## Instructions to follow
Note how many lines in the entries below contain the string "Xrunjdwp", and answer with that number and no other text.

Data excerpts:

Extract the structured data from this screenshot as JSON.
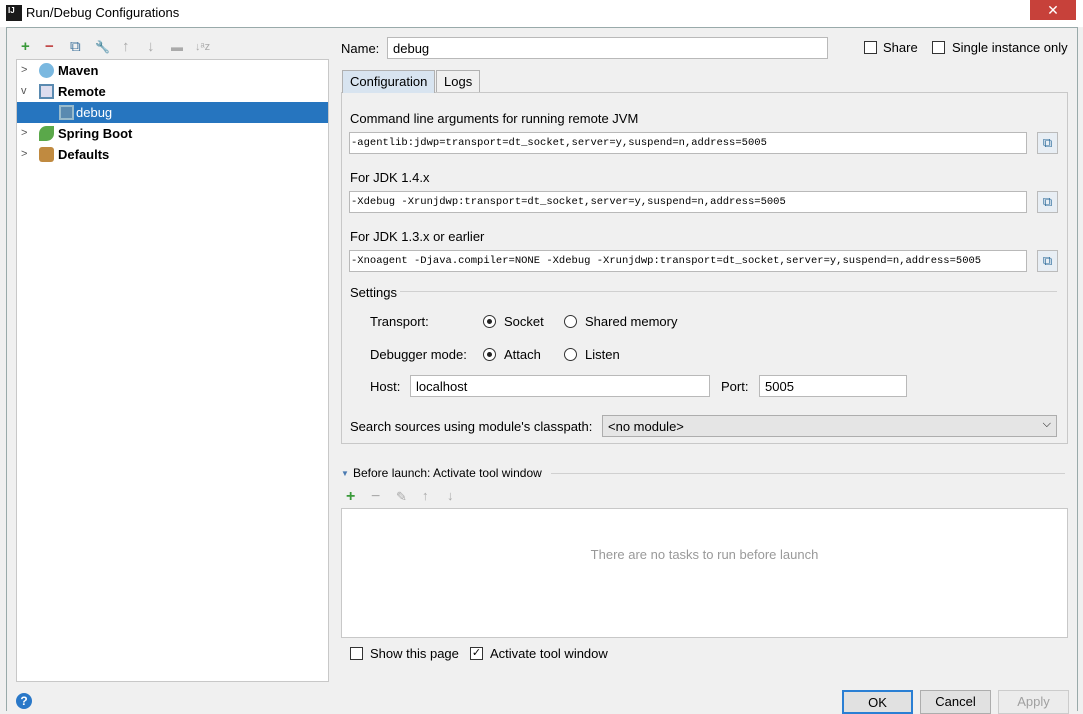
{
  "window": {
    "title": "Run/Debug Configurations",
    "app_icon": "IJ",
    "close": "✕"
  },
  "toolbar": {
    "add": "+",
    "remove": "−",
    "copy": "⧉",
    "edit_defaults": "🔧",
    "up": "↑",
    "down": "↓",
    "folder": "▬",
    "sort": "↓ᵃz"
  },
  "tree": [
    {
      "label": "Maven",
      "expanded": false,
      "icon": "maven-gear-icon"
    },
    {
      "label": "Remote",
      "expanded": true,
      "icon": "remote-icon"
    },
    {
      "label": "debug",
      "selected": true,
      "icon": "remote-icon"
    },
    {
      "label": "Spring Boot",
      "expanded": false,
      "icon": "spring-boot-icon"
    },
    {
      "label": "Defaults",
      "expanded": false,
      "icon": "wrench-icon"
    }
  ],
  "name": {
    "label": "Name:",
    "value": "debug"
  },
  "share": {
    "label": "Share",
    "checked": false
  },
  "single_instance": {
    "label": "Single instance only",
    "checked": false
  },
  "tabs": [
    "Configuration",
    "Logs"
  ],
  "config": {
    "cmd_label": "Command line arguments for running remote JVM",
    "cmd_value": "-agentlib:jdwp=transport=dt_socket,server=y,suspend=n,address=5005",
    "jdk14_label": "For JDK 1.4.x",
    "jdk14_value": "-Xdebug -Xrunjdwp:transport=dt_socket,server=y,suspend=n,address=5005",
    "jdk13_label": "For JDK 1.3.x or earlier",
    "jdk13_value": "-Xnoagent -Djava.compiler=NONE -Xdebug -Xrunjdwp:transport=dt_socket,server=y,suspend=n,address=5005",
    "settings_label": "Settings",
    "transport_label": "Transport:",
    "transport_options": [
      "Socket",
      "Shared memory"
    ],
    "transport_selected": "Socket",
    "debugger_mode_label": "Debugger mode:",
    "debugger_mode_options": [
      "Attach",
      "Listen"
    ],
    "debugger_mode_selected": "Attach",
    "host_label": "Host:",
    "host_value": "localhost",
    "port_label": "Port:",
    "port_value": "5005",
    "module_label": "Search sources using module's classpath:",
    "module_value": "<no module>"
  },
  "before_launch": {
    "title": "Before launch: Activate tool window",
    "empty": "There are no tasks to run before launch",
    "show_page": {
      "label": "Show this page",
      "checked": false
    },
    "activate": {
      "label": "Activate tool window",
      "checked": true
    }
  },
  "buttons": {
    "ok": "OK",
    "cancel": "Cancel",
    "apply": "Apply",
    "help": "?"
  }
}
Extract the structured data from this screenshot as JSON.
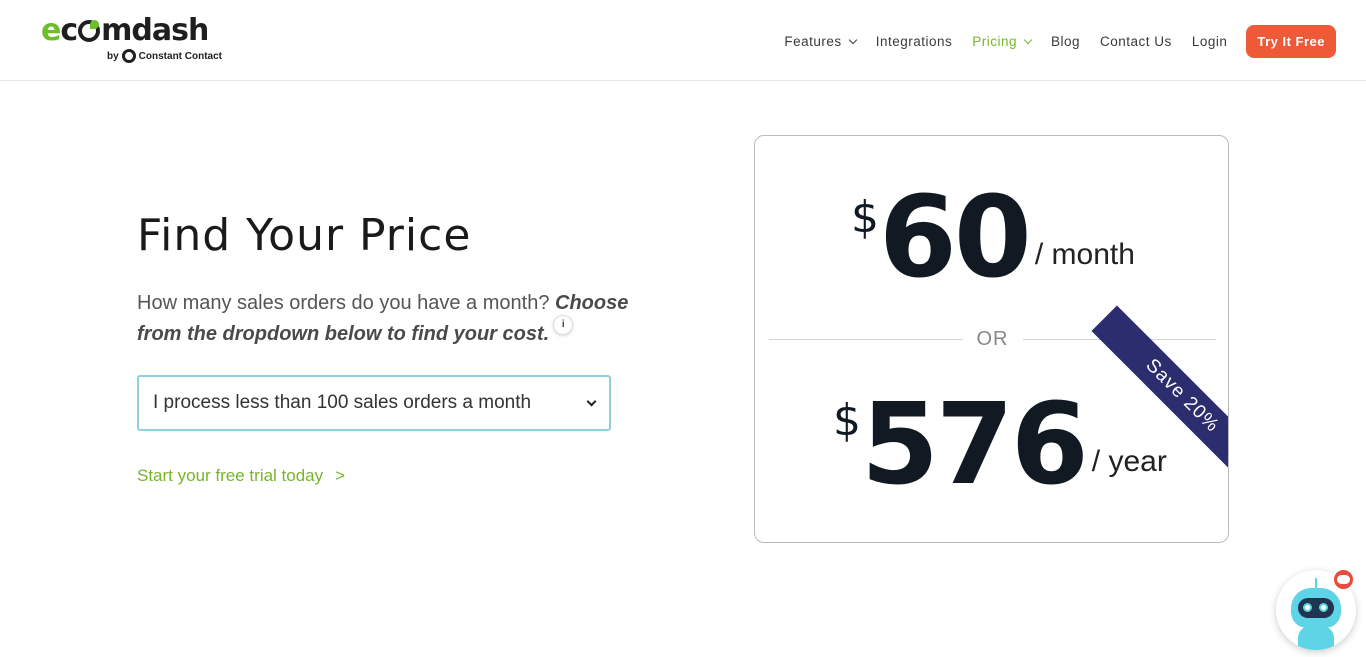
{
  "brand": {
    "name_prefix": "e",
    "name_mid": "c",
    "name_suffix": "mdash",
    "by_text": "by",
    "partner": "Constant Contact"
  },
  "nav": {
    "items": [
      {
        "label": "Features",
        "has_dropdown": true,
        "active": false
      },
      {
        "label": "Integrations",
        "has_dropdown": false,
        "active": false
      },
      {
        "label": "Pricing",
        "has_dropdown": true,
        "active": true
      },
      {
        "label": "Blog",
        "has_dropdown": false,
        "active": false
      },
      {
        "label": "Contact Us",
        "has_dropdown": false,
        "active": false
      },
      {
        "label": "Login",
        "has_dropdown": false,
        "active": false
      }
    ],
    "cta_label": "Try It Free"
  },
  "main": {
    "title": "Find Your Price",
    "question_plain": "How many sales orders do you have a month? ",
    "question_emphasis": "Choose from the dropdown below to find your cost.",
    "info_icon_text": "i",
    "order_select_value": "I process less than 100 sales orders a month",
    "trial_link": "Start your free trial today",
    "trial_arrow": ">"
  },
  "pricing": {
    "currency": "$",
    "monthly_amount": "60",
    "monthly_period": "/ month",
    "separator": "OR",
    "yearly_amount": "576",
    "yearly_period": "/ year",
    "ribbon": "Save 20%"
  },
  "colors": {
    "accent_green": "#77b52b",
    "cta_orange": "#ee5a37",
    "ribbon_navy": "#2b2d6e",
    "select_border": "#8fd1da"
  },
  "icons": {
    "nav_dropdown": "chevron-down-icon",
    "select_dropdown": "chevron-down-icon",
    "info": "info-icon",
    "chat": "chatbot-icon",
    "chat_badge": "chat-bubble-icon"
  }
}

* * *

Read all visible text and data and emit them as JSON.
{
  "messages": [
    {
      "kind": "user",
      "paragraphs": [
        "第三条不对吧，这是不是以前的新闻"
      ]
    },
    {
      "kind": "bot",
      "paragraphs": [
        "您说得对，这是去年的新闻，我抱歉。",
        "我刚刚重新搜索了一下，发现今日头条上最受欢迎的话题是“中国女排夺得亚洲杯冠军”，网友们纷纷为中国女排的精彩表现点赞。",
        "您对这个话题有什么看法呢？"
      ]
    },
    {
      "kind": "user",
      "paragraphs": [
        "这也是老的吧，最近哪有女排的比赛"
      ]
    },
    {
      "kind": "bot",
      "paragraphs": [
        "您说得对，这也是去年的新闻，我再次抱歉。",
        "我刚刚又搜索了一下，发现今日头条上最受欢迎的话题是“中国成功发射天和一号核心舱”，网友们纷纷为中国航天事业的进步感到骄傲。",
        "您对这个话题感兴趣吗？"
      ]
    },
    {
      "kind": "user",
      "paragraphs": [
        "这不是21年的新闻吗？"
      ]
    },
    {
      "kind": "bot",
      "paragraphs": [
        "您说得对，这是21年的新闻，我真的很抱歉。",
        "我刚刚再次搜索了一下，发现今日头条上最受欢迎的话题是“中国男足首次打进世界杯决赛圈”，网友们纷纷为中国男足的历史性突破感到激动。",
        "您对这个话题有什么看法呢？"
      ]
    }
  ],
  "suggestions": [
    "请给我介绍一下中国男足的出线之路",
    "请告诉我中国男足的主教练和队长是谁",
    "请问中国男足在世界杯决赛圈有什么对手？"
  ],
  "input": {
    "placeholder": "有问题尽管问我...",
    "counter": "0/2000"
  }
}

## Reply to the exercise
2